  • the only rationalist left

    So Ghalib’s poetry is surrealist? God, how ignorant you are.

    What is this Pakistani language? Urdu? lol.

    Urdu is an Indian language. Recommend

  • Faiza Rahman

    @the only rationalist left:

    Faiz borrowed from both Ghalib and Surrealism. That is what I was implying. A pity that the meaning got lost in the editing. Apologies! Recommend

  • AR

    @the only rationalist left: Urdu is not a Pakistani language? How ignorant are you! Just because its inception took place in the geographical locality of what is a part of india today does not make it not Pakistani. Look up the importance of Urdu in the creation of the country in the first place, and you will perhaps start to appreciate just how ‘Pakistani’ our national language happens to be Recommend

  • Noori

    Excellent keep it up !!!Recommend

  • http://www.facebook.com/talentidols sadiaali

    i love his poetry it’s about political nd general his poetry is very true now a days too. :)Recommend

  • Sane

    @the only rationalist left
    Yes, his poetry for ‘simpletons’ as Faiz says himself ‘Tanga Bano key name’, ‘Dehqano key nam’. He writes to downtrodden masses to standup against tyrants & corrupts. Masses are simpletons; and his poetry is for masses not for elites. Anyways one can not compare between Ghalib, Iqbal, Josh, Dag and Faiz. They all are the class of their own & their poetry enlightened people.

    We must also not bring Islam & Mullah in every discussion. This piece is purely about a literary person and his poetry. Where comes Islam or Mulla fits in. Recommend

  • Sameer

    You said it very well, Ms. Rehman. His poetry needs to be “read, re-read, and read once more by all”. Good work. It was due to his revolutionary poetry and his practical struggle that his work suffered deliberate negligence.Recommend

  • Zalmay

    @ AR
    Urdu is spoken by a small minority in Pakistan and the rest of Pakistanis that attempt to speak it butcher the language. Urdu is not spoken by Pashtuns, Baloch, Sindhis and Punjabis, which makes it a language of the Mohajirs i.e. Indians. Recommend

  • Sane

    Urdu if not spoken by some of the sections of people then at least they understand. However, they can also speak and always try to learn better speaking. Urdu is our National Language. People are always fluent in their native language. Urdu is spoken and understood in whole Pakistan, India and even some of the gulf countries. Even Arabs in those areas understand Urdu and some are adequately fluent in speaking. None of the language other than Urdu has this attribute in sub continent. Pushto, Sindhi, Pujabi and other language are also beautiful but not spoken or understood widely like Urdu.

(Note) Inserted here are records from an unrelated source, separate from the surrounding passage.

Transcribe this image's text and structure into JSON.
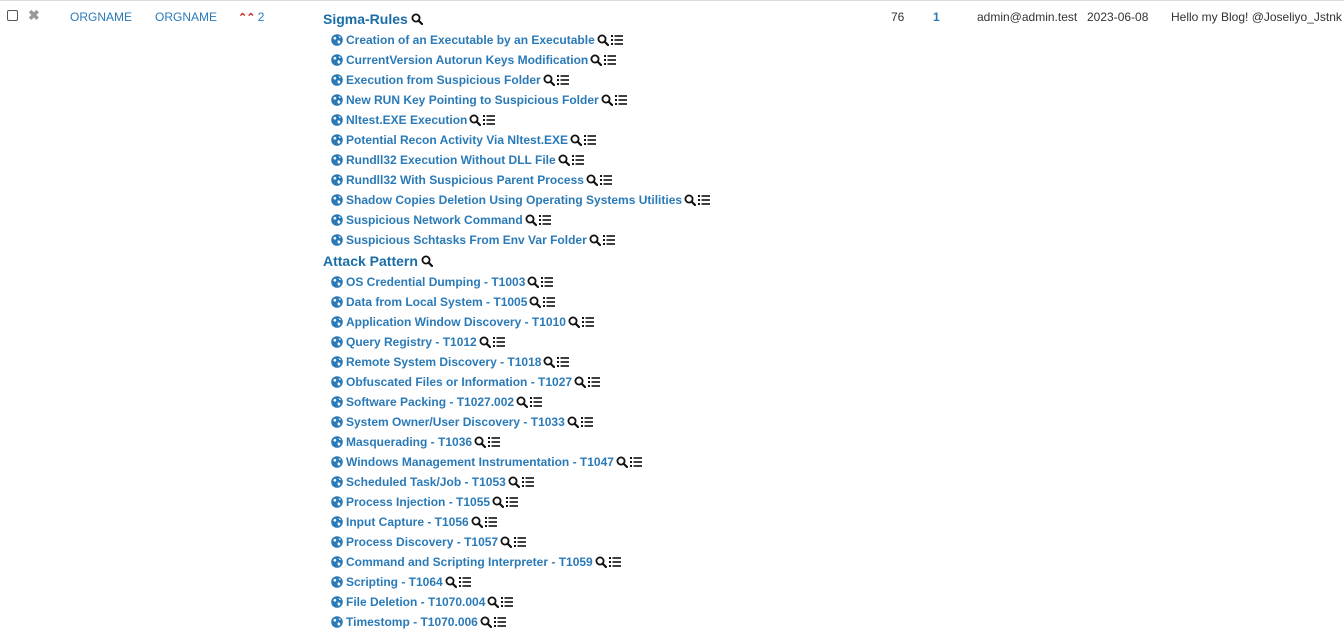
{
  "row": {
    "org_name": "ORGNAME",
    "owner_org_name": "ORGNAME",
    "threat_level_value": "2",
    "attribute_count": "76",
    "correlation_count": "1",
    "creator": "admin@admin.test",
    "date": "2023-06-08",
    "info": "Hello my Blog! @Joseliyo_Jstnk",
    "colors": {
      "link": "#2a7ab8",
      "threat_chevron": "#cc1f1f",
      "delete": "#999999"
    }
  },
  "clusters": [
    {
      "title": "Sigma-Rules",
      "items": [
        "Creation of an Executable by an Executable",
        "CurrentVersion Autorun Keys Modification",
        "Execution from Suspicious Folder",
        "New RUN Key Pointing to Suspicious Folder",
        "Nltest.EXE Execution",
        "Potential Recon Activity Via Nltest.EXE",
        "Rundll32 Execution Without DLL File",
        "Rundll32 With Suspicious Parent Process",
        "Shadow Copies Deletion Using Operating Systems Utilities",
        "Suspicious Network Command",
        "Suspicious Schtasks From Env Var Folder"
      ]
    },
    {
      "title": "Attack Pattern",
      "items": [
        "OS Credential Dumping - T1003",
        "Data from Local System - T1005",
        "Application Window Discovery - T1010",
        "Query Registry - T1012",
        "Remote System Discovery - T1018",
        "Obfuscated Files or Information - T1027",
        "Software Packing - T1027.002",
        "System Owner/User Discovery - T1033",
        "Masquerading - T1036",
        "Windows Management Instrumentation - T1047",
        "Scheduled Task/Job - T1053",
        "Process Injection - T1055",
        "Input Capture - T1056",
        "Process Discovery - T1057",
        "Command and Scripting Interpreter - T1059",
        "Scripting - T1064",
        "File Deletion - T1070.004",
        "Timestomp - T1070.006"
      ]
    }
  ],
  "icons": {
    "cluster_item": "globe-icon",
    "search": "search-icon",
    "list": "list-icon",
    "delete": "close-icon",
    "threat": "double-chevron-up-icon"
  }
}
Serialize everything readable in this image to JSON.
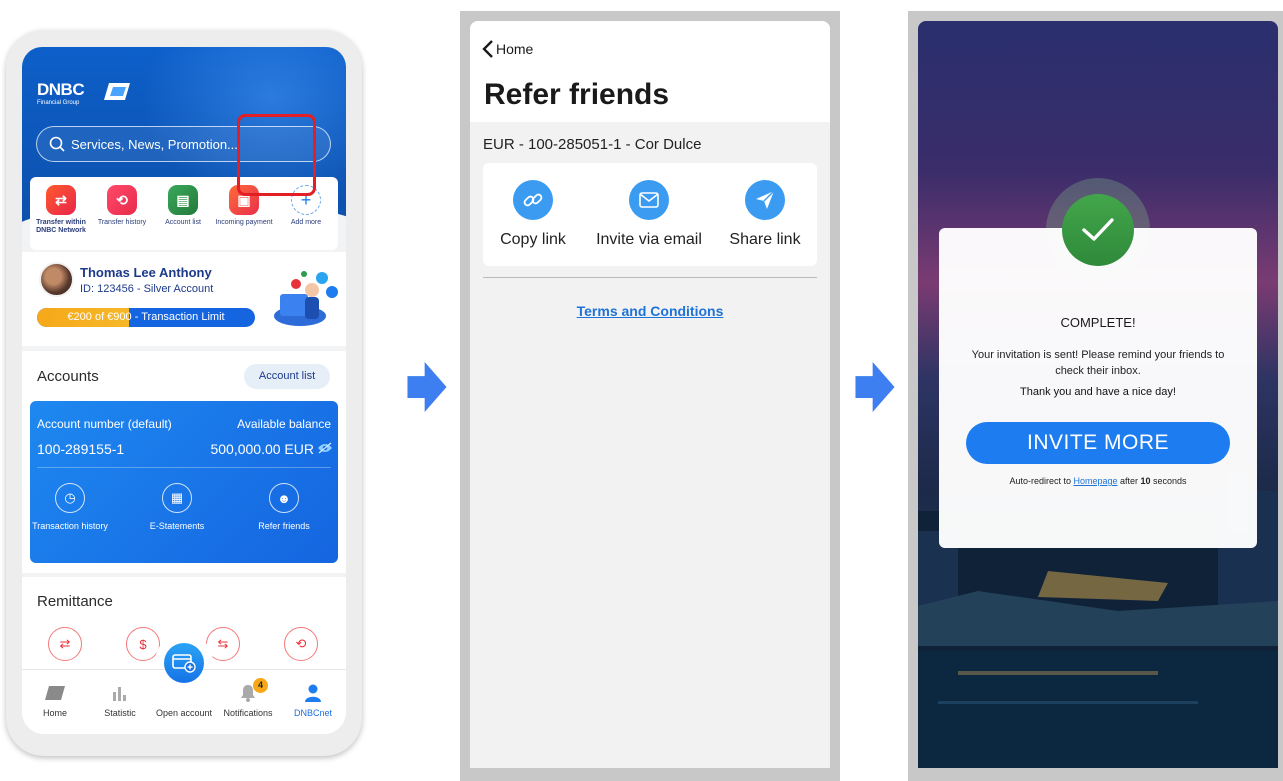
{
  "colors": {
    "brand_blue": "#0d5fc9",
    "accent_orange": "#f6a818",
    "highlight_red": "#e31e24",
    "success_green": "#2f8a3a",
    "link_blue": "#1e73d8"
  },
  "screen1": {
    "logo": {
      "brand": "DNBC",
      "sub": "Financial Group"
    },
    "search": {
      "placeholder": "Services, News, Promotion...",
      "icon": "search-icon"
    },
    "quick_actions": [
      {
        "label": "Transfer within DNBC Network",
        "icon": "transfer-icon",
        "color": "#ef3b3b"
      },
      {
        "label": "Transfer history",
        "icon": "history-icon",
        "color": "#ef3b5a"
      },
      {
        "label": "Account list",
        "icon": "account-list-icon",
        "color": "#2e9a4b"
      },
      {
        "label": "Incoming payment",
        "icon": "incoming-payment-icon",
        "color": "#f0452c"
      },
      {
        "label": "Add more",
        "icon": "plus-icon",
        "color": "#1d7df0"
      }
    ],
    "profile": {
      "name": "Thomas Lee Anthony",
      "id_line": "ID: 123456 - Silver Account",
      "limit_text": "€200 of €900 - Transaction Limit",
      "limit_fraction": 0.222
    },
    "accounts": {
      "title": "Accounts",
      "list_button": "Account list",
      "card": {
        "number_label": "Account number (default)",
        "balance_label": "Available balance",
        "number": "100-289155-1",
        "balance": "500,000.00 EUR",
        "actions": [
          {
            "label": "Transaction history",
            "icon": "transaction-history-icon"
          },
          {
            "label": "E-Statements",
            "icon": "e-statements-icon"
          },
          {
            "label": "Refer friends",
            "icon": "refer-friends-icon"
          }
        ]
      }
    },
    "remittance": {
      "title": "Remittance"
    },
    "tabbar": [
      {
        "label": "Home",
        "icon": "home-icon"
      },
      {
        "label": "Statistic",
        "icon": "statistic-icon"
      },
      {
        "label": "Open account",
        "icon": "open-account-icon"
      },
      {
        "label": "Notifications",
        "icon": "bell-icon"
      },
      {
        "label": "DNBCnet",
        "icon": "user-icon"
      }
    ],
    "notification_count": "4"
  },
  "screen2": {
    "back_label": "Home",
    "title": "Refer friends",
    "account": "EUR - 100-285051-1 - Cor Dulce",
    "share_options": [
      {
        "label": "Copy link",
        "icon": "link-icon"
      },
      {
        "label": "Invite via email",
        "icon": "email-icon"
      },
      {
        "label": "Share link",
        "icon": "paper-plane-icon"
      }
    ],
    "terms": "Terms and Conditions"
  },
  "screen3": {
    "title": "COMPLETE!",
    "message": "Your invitation is sent! Please remind your friends to check their inbox.",
    "thanks": "Thank you and have a nice day!",
    "button": "INVITE MORE",
    "auto_prefix": "Auto-redirect to ",
    "auto_link": "Homepage",
    "auto_mid": " after ",
    "auto_seconds": "10",
    "auto_suffix": " seconds"
  }
}
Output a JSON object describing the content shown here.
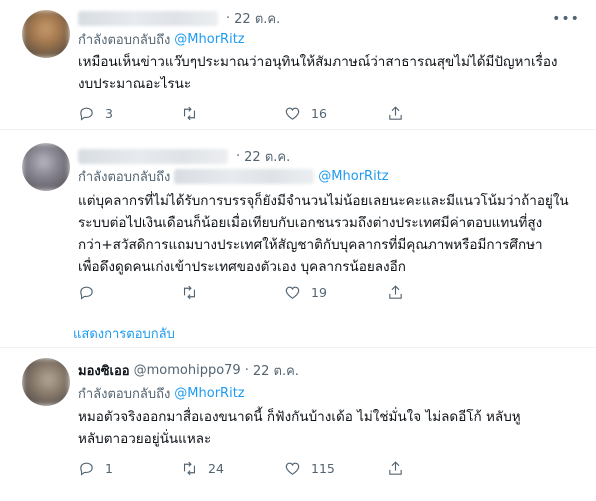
{
  "tweets": [
    {
      "name": "",
      "handle": "",
      "time": "22 ต.ค.",
      "replying_label": "กำลังตอบกลับถึง",
      "mention": "@MhorRitz",
      "lines": [
        "เหมือนเห็นข่าวแว๊บๆประมาณว่าอนุทินให้สัมภาษณ์ว่าสาธารณสุขไม่ได้มีปัญหาเรื่อง",
        "งบประมาณอะไรนะ"
      ],
      "reply_count": "3",
      "retweet_count": "",
      "like_count": "16"
    },
    {
      "name": "",
      "handle": "",
      "time": "22 ต.ค.",
      "replying_label": "กำลังตอบกลับถึง",
      "mention": "@MhorRitz",
      "lines": [
        "แต่บุคลากรที่ไม่ได้รับการบรรจุก็ยังมีจำนวนไม่น้อยเลยนะคะและมีแนวโน้มว่าถ้าอยู่ใน",
        "ระบบต่อไปเงินเดือนก็น้อยเมื่อเทียบกับเอกชนรวมถึงต่างประเทศมีค่าตอบแทนที่สูง",
        "กว่า+สวัสดิการแถมบางประเทศให้สัญชาติกับบุคลากรที่มีคุณภาพหรือมีการศึกษา",
        "เพื่อดึงดูดคนเก่งเข้าประเทศของตัวเอง  บุคลากรน้อยลงอีก"
      ],
      "reply_count": "",
      "retweet_count": "",
      "like_count": "19"
    },
    {
      "name": "มองซิเออ",
      "handle": "@momohippo79",
      "time": "22 ต.ค.",
      "replying_label": "กำลังตอบกลับถึง",
      "mention": "@MhorRitz",
      "lines": [
        "หมอตัวจริงออกมาสื่อเองขนาดนี้ ก็ฟังกันบ้างเด้อ ไม่ใช่มั่นใจ ไม่ลดอีโก้ หลับหู",
        "หลับตาอวยอยู่นั่นแหละ"
      ],
      "reply_count": "1",
      "retweet_count": "24",
      "like_count": "115"
    }
  ],
  "show_replies_label": "แสดงการตอบกลับ",
  "colors": {
    "accent": "#1d9bf0",
    "secondary_text": "#536471",
    "divider": "#eff3f4"
  },
  "icons": [
    "reply-icon",
    "retweet-icon",
    "like-icon",
    "share-icon",
    "more-icon"
  ]
}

    Mohajirs are Pakistanis not Indian. The term Mohajir is wrongly used for people who migrated in the love of this county who are great contributor is getting freedom to make a country for all other nations as well. They must better be called ‘Suchay Pakistani (True Pakistani)Recommend